Follow-up: Media controls
In the v2.16 teardown, I covered some possible changes to media controls that would allow users to decide if they want the control interface to appear automatically or not. This setting is for the phone app, meaning you'll be able to change it on either device. So far, it only seems to appear on the watch, but not yet on phones.
<string name="media_controls_autolaunch_setting_body">Open media controls automatically on watch when playback starts from phone</string>
The first smartwatches with cellular connectivity were designed with Nano SIM trays. Needless to say, those are some pretty thick watches. A new generation is coming soon, and some of them will be moving to a much more practical eSIM solution that saves quite a bit of space and allows watches to be built without removable doors. Of course, eSIM requires a setup process, and this update appears to be adding some of the UI components to carry out the steps of setting up service and selecting a data plan.
<string name="esim_welcome_header">Connect to %1$s</string>
<string name="esim_welcome_subtext">Set up your eSIM to enable data service on your watch</string>
<string name="esim_plan_select_header">Select a plan</string>
<string name="esim_plan_select_subtext">If you purchase a plan, you\'ll be able to use the data immediately.</string>
<string name="esim_purchase_a_plan">Purchase a plan</string>
<string name="esim_scan_qr_code">Already have a plan?</string>
<string name="esim_select_plan">Select plan</string>
<string name="esim_no_plans_available">No plans available. Please check back later.</string>
<string name="esim_arrow_icon">Arrow icon</string>
<string name="esim_barcode_icon">Barcode icon</string>
<string name="esim_plan_cost_unknown">Cost Unknown</string>
<string name="esim_setup_button_text">Set up</string>

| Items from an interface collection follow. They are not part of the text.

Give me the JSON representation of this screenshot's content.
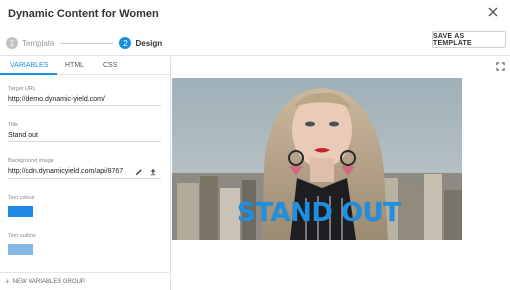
{
  "dialog": {
    "title": "Dynamic Content for Women"
  },
  "steps": [
    {
      "number": "1",
      "label": "Template"
    },
    {
      "number": "2",
      "label": "Design"
    }
  ],
  "header": {
    "save_label": "SAVE AS TEMPLATE"
  },
  "tabs": [
    {
      "label": "VARIABLES"
    },
    {
      "label": "HTML"
    },
    {
      "label": "CSS"
    }
  ],
  "fields": {
    "target_url": {
      "label": "Target URL",
      "value": "http://demo.dynamic-yield.com/"
    },
    "title": {
      "label": "Title",
      "value": "Stand out"
    },
    "background_image": {
      "label": "Background image",
      "value": "http://cdn.dynamicyield.com/api/8767"
    },
    "text_colour": {
      "label": "Text colour",
      "color": "#1e88e5"
    },
    "text_outline": {
      "label": "Text outline",
      "color": "#85b9e3"
    }
  },
  "footer": {
    "new_group_label": "NEW VARIABLES GROUP"
  },
  "preview": {
    "headline": "STAND OUT"
  },
  "colors": {
    "accent": "#1a8fe0"
  }
}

<string name="esim_sim_icon">SIM icon</string><activity android:name="com.google.android.clockwork.companion.esim.EsimSetupActivity" android:exported="false" android:theme="@style/EsimTheme" />